So you can see why we need to ask for your help.

If everyone chipped in, we can enhance our coverage and our future would be more secure. You can help us through a small donation. Thank you.

Direct Donation to Afloat button

About the 29er Skiff Dinghy

The 29er is a one-design double-handed, single trapeze skiff for youth sailors.

There is an active class in Ireland, just one of the 38-countries from across all continents now racing the high-performance skiff.

The 29er is one of the latest dinghy classes to arrive in Ireland and has a 50/50 split between boys and girls.

The class like to describe the boat as "The most popular skiff for sailors who want to go fast!".

Derived from the Olympic class 49er class and designed by Julian Bethwaite the 29er was first produced in 1998.

Two sailors sail the 29er, one on trapeze.

The class is targeted at youth sailors aiming at sailing the larger 49er which is an Olympic class.


The 6.25-metre high rig features a fractional asymmetrical spinnaker; a self-tacking jib decreases the workload of the crew, making manoeuvres more efficient and freeing the crew to take the mainsheet upwind and on two-sail reaches.

The 15.00 m2 spinnaker rigging set-up challenges crews to be fit and coordinated, and manoeuvres in the boat require athleticism due to its lack of inherent stability and the high speed with which the fully battened mainsail and jib power up.

The 74kg weight hull is constructed of fibreglass-reinforced polyester in a foam sandwich layout.

The fully battened mainsail and jib are made from a transparent Mylar laminate with orange or red Dacron trimming, while the spinnaker is manufactured from ripstop Nylon.
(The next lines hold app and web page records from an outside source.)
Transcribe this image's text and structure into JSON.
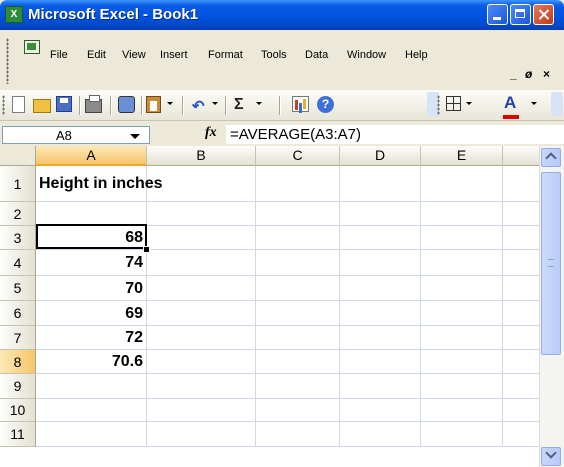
{
  "window": {
    "app_icon_glyph": "X",
    "title": "Microsoft Excel - Book1"
  },
  "menu": {
    "items": [
      "File",
      "Edit",
      "View",
      "Insert",
      "Format",
      "Tools",
      "Data",
      "Window",
      "Help"
    ],
    "doc_minimize": "_",
    "doc_restore": "ø",
    "doc_close": "×"
  },
  "toolbar": {
    "icons": [
      "new-icon",
      "open-icon",
      "save-icon",
      "print-icon",
      "find-icon",
      "paste-icon",
      "undo-icon",
      "autosum-icon",
      "chart-wizard-icon",
      "help-icon",
      "borders-icon",
      "font-color-icon"
    ],
    "undo_glyph": "↶",
    "autosum_glyph": "Σ",
    "help_glyph": "?",
    "font_color_glyph": "A",
    "font_color": "#e00000"
  },
  "formula_bar": {
    "name_box": "A8",
    "fx_label": "fx",
    "formula": "=AVERAGE(A3:A7)"
  },
  "sheet": {
    "columns": [
      "A",
      "B",
      "C",
      "D",
      "E"
    ],
    "selected_column": "A",
    "rows": [
      "1",
      "2",
      "3",
      "4",
      "5",
      "6",
      "7",
      "8",
      "9",
      "10",
      "11"
    ],
    "selected_row": "8",
    "cells": {
      "A1": "Height in inches",
      "A3": "68",
      "A4": "74",
      "A5": "70",
      "A6": "69",
      "A7": "72",
      "A8": "70.6"
    },
    "active_cell": "A8"
  },
  "colors": {
    "title_bar": "#0053e1",
    "selection_header": "#f6c66a",
    "close_button": "#c13a18"
  }
}
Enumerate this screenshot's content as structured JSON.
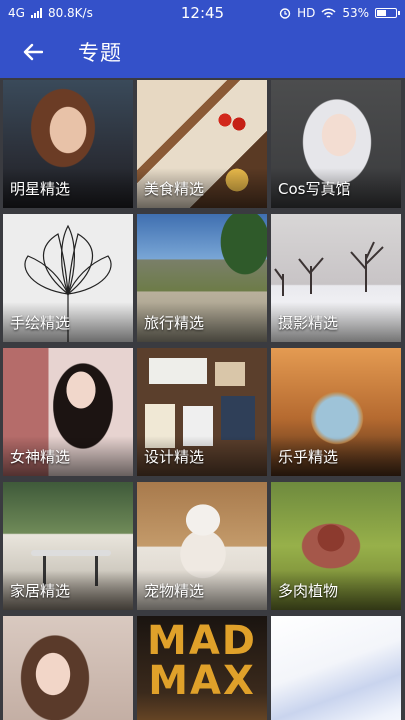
{
  "status_bar": {
    "network": "4G",
    "speed": "80.8K/s",
    "time": "12:45",
    "hd": "HD",
    "battery": "53%",
    "battery_level": 0.53
  },
  "app_bar": {
    "title": "专题"
  },
  "tiles": [
    {
      "label": "明星精选"
    },
    {
      "label": "美食精选"
    },
    {
      "label": "Cos写真馆"
    },
    {
      "label": "手绘精选"
    },
    {
      "label": "旅行精选"
    },
    {
      "label": "摄影精选"
    },
    {
      "label": "女神精选"
    },
    {
      "label": "设计精选"
    },
    {
      "label": "乐乎精选"
    },
    {
      "label": "家居精选"
    },
    {
      "label": "宠物精选"
    },
    {
      "label": "多肉植物"
    },
    {
      "label": ""
    },
    {
      "label": ""
    },
    {
      "label": ""
    }
  ],
  "poster_text": {
    "line1": "MAD",
    "line2": "MAX"
  }
}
The mast is in three parts - an aluminium bottom and middle section, with a polyester-fibreglass composite tip to increase mast bend and decrease both overall weights, and the capsizing moment a heavy mast tip can generate. Foils are aluminium or fibreglass.

29er skiff technical specs

  • Hull weight 74kg (163lb)
  • LOA 4.45m (14.4ft)
  • Beam 1.77m (5ft 7in)
  • Crew 2 (single trapeze) 
  • Spinnaker area 15.00 m2 (181.2sq.ft)
  • Upwind sail area 12.5 m2 (142.0 sq.ft)
  • Mast length 6.25m (20.5ft)

Featured Sailing School

INSS sidebutton

Featured Clubs

dbsc mainbutton
Howth Yacht Club
Kinsale Yacht Club
National Yacht Club
Royal Cork Yacht Club
Royal Irish Yacht club
Royal Saint George Yacht Club

Featured Brokers

leinster sidebutton

Featured Associations

ICRA
isora sidebutton

Featured Webcams

Featured Events 2022

Featured Sailmakers

northsails sidebutton
uksails sidebutton
quantum sidebutton
watson sidebutton

Featured Chandleries

CHMarine Afloat logo
osm sidebutton
https://afloat.ie/resources/marine-industry-news/viking-marine

Featured Marinas

dlmarina sidebutton

Featured Blogs

W M Nixon - Sailing on Saturday
podcast sidebutton
mansfield sidebutton
BSB sidebutton
wavelengths sidebutton
 

Please show your support for Afloat by donating